[Page and application data records]
....................
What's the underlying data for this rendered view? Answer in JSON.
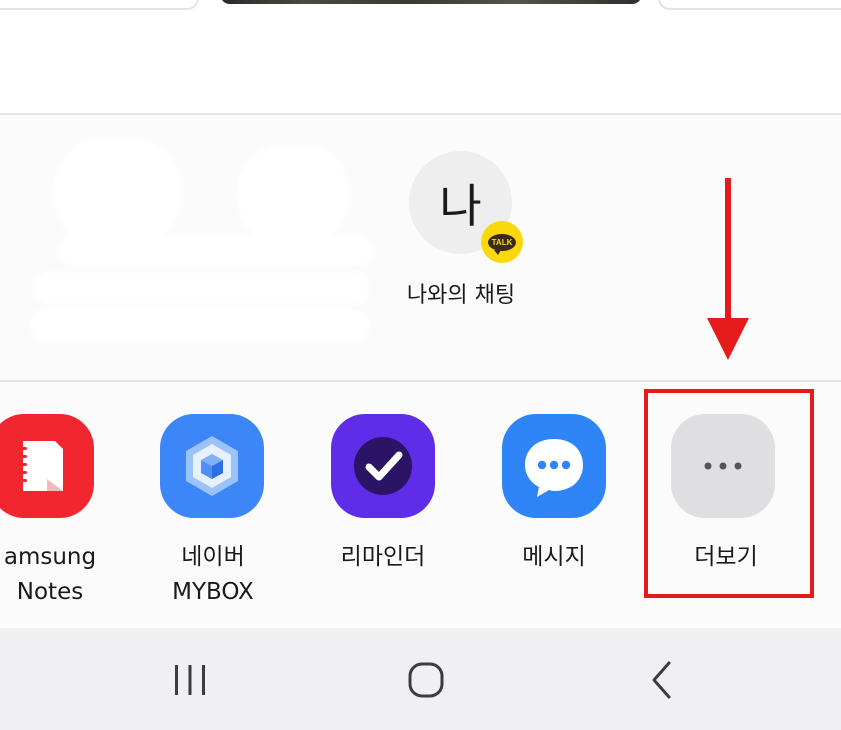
{
  "share_targets": {
    "kakao_self_chat": {
      "avatar_text": "나",
      "badge_text": "TALK",
      "label": "나와의 채팅"
    }
  },
  "apps": [
    {
      "id": "samsung-notes",
      "label_lines": [
        "amsung",
        "Notes"
      ],
      "color": "#f2262e"
    },
    {
      "id": "naver-mybox",
      "label_lines": [
        "네이버",
        "MYBOX"
      ],
      "color": "#3d86f7"
    },
    {
      "id": "reminder",
      "label_lines": [
        "리마인더"
      ],
      "color": "#5f2ce8"
    },
    {
      "id": "messages",
      "label_lines": [
        "메시지"
      ],
      "color": "#2f85f8"
    },
    {
      "id": "more",
      "label_lines": [
        "더보기"
      ],
      "color": "#dfdfe1"
    }
  ],
  "annotation": {
    "color": "#e51b1b"
  },
  "nav_bar": {
    "buttons": [
      "recents",
      "home",
      "back"
    ]
  }
}
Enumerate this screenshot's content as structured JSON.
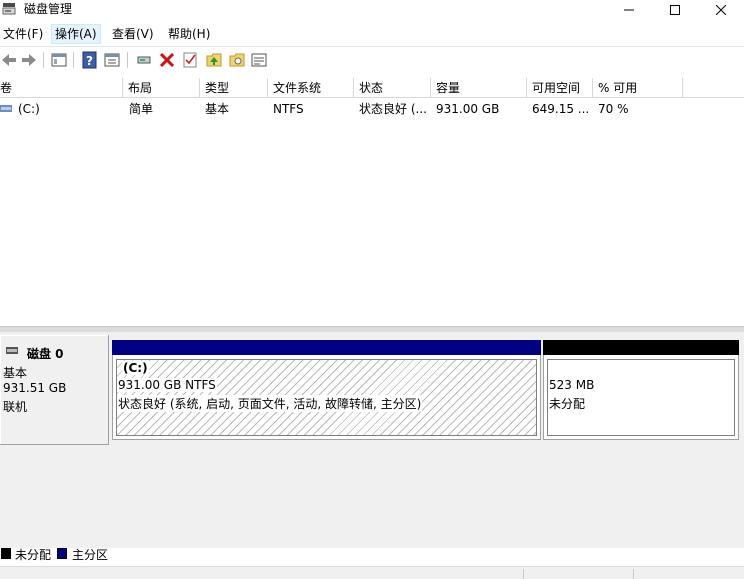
{
  "window": {
    "title": "磁盘管理",
    "icon": "disk-management-icon"
  },
  "menu": [
    {
      "label": "文件(F)",
      "active": false
    },
    {
      "label": "操作(A)",
      "active": true
    },
    {
      "label": "查看(V)",
      "active": false
    },
    {
      "label": "帮助(H)",
      "active": false
    }
  ],
  "toolbar_icons": [
    "back-arrow-icon",
    "forward-arrow-icon",
    "console-tree-icon",
    "help-icon",
    "properties-icon",
    "connect-drive-icon",
    "delete-x-icon",
    "check-icon",
    "folder-up-icon",
    "folder-search-icon",
    "details-view-icon"
  ],
  "volumes": {
    "columns": [
      "卷",
      "布局",
      "类型",
      "文件系统",
      "状态",
      "容量",
      "可用空间",
      "% 可用"
    ],
    "rows": [
      [
        "(C:)",
        "简单",
        "基本",
        "NTFS",
        "状态良好 (...",
        "931.00 GB",
        "649.15 ...",
        "70 %"
      ]
    ]
  },
  "disk": {
    "name": "磁盘 0",
    "type": "基本",
    "size": "931.51 GB",
    "status": "联机",
    "partitions": [
      {
        "title": "(C:)",
        "size": "931.00 GB NTFS",
        "status": "状态良好 (系统, 启动, 页面文件, 活动, 故障转储, 主分区)",
        "bar_color": "#000080"
      },
      {
        "size": "523 MB",
        "status": "未分配",
        "bar_color": "#000000"
      }
    ]
  },
  "legend": [
    {
      "label": "未分配",
      "color": "#000000"
    },
    {
      "label": "主分区",
      "color": "#000080"
    }
  ]
}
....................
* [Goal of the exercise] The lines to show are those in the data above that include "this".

* [Answer for the task]
What's the underlying data for this rendered view? Answer in JSON.
Enumerate this screenshot's content as structured JSON.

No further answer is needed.